For years TUI and Thomas Cook have dominated the European package holiday market with their numerous brands spread across multiple countries, but a fast-growing competitor backed by private equity now has both in its sights. Sunweb Group, which has its main offices in the Rotterdam and Zürich, was bought in February by private equity firm […]The post How Sunweb Is Taking On Europe's Biggest Tour Operators appeared first on Skift.
Even the best stock pickers will make plenty of bad investments. And there's no doubt that TUI AG (ETR:TUI1) stock has...
While it might not be having the easiest time in its core European markets at the moment, TUI has still got its eyes on global expansion. The travel giant flagged Wednesday the possibility of entering new markets in 2017 and the plans are still on track. To execute its strategy, TUI will behave differently. In […]The post TUI Plans to Take On Local Online Booking Players With $1 Billion Revenue Goal appeared first on Skift.
Today we'll look at TUI AG (ETR:TUI1) and reflect on its potential as an investment. Specifically, we'll consider its Return On Capital Employed (ROCE), since that will give us an insight into how efficiently the business can generate p...
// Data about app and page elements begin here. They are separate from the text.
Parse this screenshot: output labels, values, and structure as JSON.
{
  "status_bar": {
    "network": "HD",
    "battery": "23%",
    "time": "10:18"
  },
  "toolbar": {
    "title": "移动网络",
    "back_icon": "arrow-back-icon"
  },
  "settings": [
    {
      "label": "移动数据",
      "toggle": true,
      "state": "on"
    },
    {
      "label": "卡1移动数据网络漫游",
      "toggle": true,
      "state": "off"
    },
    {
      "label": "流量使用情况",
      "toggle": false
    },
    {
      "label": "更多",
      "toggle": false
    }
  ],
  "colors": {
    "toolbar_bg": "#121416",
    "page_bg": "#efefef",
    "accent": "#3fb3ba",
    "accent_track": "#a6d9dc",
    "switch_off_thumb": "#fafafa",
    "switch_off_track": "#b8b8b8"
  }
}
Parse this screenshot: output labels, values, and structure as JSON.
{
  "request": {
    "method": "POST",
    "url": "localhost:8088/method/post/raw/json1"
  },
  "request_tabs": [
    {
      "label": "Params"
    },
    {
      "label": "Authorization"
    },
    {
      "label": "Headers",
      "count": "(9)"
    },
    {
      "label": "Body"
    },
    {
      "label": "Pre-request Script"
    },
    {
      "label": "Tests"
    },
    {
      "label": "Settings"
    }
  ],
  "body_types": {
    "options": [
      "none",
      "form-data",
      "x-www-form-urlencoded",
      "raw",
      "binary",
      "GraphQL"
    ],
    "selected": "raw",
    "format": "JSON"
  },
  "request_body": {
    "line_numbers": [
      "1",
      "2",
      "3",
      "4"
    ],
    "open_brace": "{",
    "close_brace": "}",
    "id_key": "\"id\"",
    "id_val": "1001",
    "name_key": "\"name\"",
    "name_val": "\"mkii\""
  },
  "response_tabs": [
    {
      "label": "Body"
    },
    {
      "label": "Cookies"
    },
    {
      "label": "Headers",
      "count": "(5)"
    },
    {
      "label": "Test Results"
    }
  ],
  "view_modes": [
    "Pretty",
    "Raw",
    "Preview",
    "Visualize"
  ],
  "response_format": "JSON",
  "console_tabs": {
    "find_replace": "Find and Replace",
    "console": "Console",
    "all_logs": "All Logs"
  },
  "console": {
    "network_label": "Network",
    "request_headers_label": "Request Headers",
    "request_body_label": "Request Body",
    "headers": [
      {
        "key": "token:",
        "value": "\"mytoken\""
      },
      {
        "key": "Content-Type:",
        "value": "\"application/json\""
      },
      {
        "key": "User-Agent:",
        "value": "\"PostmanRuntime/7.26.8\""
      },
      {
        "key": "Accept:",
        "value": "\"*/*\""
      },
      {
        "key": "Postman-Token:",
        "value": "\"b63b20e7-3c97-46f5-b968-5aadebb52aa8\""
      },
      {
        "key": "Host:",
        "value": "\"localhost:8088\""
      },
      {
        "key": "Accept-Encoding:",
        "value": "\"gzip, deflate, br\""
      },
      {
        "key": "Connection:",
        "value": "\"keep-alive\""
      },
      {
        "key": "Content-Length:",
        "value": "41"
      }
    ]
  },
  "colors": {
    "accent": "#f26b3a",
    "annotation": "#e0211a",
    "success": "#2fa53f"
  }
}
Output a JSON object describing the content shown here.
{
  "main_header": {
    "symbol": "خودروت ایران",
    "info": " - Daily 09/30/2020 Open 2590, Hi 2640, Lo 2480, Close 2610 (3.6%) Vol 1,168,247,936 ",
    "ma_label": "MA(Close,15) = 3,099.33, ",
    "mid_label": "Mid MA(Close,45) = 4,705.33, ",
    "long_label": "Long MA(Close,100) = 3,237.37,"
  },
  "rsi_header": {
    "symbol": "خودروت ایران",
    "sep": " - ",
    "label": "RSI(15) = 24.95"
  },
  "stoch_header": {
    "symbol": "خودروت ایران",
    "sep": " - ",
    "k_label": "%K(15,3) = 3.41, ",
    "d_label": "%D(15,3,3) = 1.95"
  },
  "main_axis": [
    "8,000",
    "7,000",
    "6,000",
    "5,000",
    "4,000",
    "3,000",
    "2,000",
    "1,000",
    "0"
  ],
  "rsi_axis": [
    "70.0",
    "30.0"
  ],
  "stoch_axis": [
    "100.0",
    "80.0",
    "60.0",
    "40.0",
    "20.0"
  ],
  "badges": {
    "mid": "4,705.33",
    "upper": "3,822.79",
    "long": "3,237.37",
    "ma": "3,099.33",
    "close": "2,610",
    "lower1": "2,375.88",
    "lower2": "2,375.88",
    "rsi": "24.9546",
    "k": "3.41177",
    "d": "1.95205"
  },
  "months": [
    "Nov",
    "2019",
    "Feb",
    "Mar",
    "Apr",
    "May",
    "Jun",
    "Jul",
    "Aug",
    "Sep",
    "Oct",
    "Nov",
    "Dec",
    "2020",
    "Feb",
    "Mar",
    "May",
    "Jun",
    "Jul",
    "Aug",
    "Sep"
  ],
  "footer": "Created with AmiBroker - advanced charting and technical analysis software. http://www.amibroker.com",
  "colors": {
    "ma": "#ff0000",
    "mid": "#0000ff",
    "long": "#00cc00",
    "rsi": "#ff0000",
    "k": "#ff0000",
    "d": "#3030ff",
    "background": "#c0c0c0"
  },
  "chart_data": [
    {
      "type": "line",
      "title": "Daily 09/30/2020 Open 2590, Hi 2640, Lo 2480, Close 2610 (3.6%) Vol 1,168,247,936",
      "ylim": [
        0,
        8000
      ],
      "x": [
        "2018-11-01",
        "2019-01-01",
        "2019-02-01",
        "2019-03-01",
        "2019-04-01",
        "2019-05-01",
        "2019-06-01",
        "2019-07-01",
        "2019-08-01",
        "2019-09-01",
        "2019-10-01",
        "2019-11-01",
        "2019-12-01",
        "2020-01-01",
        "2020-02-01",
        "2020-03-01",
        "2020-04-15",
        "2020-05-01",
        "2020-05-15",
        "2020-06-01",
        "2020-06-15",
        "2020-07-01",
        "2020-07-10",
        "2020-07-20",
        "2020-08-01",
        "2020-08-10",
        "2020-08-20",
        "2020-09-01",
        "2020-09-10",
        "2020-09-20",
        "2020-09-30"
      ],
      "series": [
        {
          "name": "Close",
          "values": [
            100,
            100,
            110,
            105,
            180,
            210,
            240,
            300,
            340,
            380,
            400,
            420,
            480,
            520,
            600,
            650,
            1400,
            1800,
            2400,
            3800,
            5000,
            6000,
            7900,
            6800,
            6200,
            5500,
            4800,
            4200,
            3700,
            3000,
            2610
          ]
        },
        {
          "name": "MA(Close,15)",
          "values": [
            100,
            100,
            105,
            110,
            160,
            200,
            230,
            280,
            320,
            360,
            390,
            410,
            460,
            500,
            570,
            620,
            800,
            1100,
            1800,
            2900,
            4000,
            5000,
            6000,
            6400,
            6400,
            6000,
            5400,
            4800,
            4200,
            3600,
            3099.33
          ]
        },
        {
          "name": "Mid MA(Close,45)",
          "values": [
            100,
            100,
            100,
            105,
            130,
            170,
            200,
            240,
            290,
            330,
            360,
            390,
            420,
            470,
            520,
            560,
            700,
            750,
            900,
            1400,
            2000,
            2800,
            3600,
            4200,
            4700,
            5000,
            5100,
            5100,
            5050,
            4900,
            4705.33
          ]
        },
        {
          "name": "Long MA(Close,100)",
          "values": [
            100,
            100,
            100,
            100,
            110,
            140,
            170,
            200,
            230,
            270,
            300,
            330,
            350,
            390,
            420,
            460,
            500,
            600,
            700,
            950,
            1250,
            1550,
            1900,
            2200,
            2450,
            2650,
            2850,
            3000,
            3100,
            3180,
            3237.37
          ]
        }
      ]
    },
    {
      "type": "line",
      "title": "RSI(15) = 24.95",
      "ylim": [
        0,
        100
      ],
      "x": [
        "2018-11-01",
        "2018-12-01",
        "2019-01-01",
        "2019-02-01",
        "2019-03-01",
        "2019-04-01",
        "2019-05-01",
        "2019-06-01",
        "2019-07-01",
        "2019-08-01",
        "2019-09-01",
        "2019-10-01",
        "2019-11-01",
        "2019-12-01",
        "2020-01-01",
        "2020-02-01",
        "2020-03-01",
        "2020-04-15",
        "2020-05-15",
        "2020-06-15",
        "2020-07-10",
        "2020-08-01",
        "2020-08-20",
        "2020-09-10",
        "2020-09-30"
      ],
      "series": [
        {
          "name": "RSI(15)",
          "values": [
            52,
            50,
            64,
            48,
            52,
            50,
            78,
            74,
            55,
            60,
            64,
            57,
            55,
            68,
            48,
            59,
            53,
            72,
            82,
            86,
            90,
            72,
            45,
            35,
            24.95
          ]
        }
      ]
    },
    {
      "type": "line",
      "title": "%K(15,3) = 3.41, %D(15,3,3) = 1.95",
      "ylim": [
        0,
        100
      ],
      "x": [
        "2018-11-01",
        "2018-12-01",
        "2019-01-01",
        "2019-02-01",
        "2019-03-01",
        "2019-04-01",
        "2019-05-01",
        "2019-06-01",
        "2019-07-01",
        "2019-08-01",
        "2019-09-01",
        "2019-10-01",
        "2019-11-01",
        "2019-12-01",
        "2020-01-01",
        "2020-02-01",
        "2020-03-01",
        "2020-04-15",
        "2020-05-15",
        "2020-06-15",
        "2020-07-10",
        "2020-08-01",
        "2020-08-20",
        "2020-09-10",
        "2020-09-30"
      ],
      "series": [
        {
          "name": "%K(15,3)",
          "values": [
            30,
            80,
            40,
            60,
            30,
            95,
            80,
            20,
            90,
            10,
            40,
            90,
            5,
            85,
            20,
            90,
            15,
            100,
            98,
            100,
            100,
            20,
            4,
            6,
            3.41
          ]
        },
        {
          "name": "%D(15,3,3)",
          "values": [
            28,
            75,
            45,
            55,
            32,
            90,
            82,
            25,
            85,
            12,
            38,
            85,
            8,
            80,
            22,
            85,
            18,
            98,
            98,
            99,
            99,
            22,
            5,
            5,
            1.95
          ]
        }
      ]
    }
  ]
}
Want to participate in a research study? Help shape the future of investing tools and earn a $60 gift card! This article is for investors who would like to improve their understanding of price to earnings ratios (P/E ratios). To...
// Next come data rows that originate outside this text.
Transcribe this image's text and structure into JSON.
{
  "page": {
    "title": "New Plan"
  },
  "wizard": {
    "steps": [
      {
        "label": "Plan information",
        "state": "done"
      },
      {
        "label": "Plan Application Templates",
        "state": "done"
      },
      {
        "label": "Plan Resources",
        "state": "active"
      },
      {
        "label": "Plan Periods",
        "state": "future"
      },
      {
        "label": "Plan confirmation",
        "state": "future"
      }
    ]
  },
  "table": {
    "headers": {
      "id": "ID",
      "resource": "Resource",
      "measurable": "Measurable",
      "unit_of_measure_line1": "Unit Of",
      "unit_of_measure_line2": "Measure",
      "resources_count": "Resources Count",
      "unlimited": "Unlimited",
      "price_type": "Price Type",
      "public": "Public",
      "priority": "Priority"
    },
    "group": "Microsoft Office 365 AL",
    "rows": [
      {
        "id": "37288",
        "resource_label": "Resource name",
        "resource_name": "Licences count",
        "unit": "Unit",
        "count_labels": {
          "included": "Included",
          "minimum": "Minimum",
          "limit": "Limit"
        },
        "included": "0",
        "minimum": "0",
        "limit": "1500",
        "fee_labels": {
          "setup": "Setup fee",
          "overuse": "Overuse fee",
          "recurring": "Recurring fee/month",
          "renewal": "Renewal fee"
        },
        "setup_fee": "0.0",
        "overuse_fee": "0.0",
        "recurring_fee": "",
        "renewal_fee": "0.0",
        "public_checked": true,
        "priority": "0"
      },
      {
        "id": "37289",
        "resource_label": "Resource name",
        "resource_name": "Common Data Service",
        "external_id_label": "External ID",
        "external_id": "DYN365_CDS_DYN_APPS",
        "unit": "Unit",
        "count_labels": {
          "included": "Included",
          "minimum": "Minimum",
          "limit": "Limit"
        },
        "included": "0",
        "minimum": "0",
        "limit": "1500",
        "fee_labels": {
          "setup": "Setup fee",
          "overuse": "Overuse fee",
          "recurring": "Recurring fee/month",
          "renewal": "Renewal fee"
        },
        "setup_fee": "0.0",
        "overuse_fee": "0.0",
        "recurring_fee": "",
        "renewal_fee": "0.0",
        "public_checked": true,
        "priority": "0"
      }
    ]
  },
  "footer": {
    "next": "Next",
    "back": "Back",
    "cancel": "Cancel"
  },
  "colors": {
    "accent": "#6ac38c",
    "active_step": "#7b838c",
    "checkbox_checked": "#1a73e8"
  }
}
Slowly but surely European travel giant TUI Group has shifted from a tour operating model to an integrated tourism company. What this means in practice is that instead of simply sourcing and selling vacation packages, it now owns more of the entire travel experience: shops, online, airlines, tours, transfers, activities, hotels, and cruise ships. The […] The post Why TUI Favors an Asset-Heavy Approach appeared first on Skift.
TUI remains committed to its Boeing 737 MAX orders despite two fatal crashes that have led to the grounding of the plane worldwide and caused the Anglo-German tour operator to issue a profit warning on Friday. TUI said its profit would fall by at least 200 million euros (172.16 million pounds) this year due to the cost of substituting planes, loss of business and lower fuel efficiency - further evidence of the financial impact of the two deadly accidents after warnings from North American airlines. Global airlines and travel groups have had to make contingency plans after 737 MAX planes were taken out of service following an Ethiopian Airlines disaster on March 10 that killed 157 people, five months after a Lion Air crash in Indonesia that killed 189.
Tui was expecting to take delivery of another eight 737 Max aircraft by the end of May. But with doubts growing about the jet’s safety, none of these planes will be flying anywhere for the time being. On Friday, Tui clarified the expense of grounding all of these jets (which account for about 10 percent of its fleet). Expenses related to securing alternative aircraft and extra fuel could reach 300 million euros ($337 million), Tui said.
BERLIN (AP) — European travel operator TUI Group warned Friday that its profits this year could be a quarter lower than anticipated as a result of the grounding of Boeing 737 Max jets.